What you are asked to do:
Go through the data and copy each line where the word "Crew" shows up.

----

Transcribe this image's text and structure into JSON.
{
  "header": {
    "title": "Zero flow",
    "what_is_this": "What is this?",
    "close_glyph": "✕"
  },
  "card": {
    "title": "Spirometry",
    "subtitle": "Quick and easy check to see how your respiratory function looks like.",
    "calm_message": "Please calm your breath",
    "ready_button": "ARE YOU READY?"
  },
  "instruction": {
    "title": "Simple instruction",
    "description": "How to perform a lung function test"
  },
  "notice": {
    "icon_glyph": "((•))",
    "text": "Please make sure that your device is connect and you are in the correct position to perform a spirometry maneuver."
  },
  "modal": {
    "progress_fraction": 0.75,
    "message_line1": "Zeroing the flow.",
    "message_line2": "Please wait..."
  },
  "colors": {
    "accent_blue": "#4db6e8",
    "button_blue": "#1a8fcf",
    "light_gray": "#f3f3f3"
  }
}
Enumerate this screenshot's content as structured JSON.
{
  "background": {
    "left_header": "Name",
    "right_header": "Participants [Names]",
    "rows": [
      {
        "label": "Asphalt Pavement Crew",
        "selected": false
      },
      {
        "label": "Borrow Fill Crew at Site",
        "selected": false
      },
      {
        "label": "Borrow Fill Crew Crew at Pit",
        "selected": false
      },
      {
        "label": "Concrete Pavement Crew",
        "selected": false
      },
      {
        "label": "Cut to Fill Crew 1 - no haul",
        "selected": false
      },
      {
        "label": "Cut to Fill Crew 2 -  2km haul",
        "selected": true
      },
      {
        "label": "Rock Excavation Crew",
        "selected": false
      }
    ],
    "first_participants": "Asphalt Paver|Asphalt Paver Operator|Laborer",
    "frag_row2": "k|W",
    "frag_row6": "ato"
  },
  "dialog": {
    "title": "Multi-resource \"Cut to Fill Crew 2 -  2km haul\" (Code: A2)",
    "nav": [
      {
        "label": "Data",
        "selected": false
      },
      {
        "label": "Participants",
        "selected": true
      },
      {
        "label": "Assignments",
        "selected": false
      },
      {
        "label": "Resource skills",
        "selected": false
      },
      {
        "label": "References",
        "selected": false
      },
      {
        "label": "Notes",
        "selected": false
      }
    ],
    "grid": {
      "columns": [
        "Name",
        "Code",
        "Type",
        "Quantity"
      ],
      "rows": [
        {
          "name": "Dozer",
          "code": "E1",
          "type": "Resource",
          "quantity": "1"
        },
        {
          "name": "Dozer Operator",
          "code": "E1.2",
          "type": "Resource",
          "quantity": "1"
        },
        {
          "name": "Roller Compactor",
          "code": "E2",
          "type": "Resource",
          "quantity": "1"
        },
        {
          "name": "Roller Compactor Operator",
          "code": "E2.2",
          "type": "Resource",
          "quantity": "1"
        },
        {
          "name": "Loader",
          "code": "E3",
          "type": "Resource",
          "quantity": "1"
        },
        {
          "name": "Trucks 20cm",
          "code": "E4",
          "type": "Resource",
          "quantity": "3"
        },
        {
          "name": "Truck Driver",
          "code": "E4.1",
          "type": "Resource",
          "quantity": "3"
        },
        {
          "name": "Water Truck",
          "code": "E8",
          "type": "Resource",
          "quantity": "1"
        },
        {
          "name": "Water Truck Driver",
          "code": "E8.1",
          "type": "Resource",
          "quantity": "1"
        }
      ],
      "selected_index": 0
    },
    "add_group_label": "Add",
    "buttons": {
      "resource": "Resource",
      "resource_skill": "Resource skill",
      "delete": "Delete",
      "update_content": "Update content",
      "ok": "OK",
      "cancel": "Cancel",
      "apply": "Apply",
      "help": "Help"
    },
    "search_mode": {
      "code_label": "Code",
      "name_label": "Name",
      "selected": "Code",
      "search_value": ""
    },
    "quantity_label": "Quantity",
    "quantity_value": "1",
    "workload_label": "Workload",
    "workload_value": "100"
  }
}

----

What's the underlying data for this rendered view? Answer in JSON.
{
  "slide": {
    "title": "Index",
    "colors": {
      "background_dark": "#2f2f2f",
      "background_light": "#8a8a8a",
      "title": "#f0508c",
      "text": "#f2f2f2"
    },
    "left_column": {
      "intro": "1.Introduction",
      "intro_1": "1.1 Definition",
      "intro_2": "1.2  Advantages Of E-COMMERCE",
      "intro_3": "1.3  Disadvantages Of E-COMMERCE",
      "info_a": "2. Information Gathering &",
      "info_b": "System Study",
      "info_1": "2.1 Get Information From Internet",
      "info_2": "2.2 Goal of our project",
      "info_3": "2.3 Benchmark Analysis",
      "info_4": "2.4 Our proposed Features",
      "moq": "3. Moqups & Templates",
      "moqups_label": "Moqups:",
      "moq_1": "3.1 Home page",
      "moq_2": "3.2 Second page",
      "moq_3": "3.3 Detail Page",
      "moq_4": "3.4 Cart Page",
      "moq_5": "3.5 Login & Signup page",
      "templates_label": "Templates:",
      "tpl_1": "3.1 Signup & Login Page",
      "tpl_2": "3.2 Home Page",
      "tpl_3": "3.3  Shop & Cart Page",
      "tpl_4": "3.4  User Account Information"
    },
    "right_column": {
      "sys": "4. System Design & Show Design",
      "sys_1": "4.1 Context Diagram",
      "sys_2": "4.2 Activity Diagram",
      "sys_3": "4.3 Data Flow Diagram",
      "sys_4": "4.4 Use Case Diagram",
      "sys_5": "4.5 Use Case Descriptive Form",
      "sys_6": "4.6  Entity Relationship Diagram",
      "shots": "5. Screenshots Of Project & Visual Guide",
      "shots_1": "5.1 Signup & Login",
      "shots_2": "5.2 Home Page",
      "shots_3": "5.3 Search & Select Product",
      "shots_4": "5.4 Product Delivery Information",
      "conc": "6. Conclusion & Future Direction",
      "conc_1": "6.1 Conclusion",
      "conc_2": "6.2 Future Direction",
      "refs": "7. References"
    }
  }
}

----

Task answer:
        "label": "Asphalt Pavement Crew",
        "label": "Borrow Fill Crew at Site",
        "label": "Borrow Fill Crew Crew at Pit",
        "label": "Concrete Pavement Crew",
        "label": "Cut to Fill Crew 1 - no haul",
        "label": "Cut to Fill Crew 2 -  2km haul",
        "label": "Rock Excavation Crew",
    "title": "Multi-resource \"Cut to Fill Crew 2 -  2km haul\" (Code: A2)",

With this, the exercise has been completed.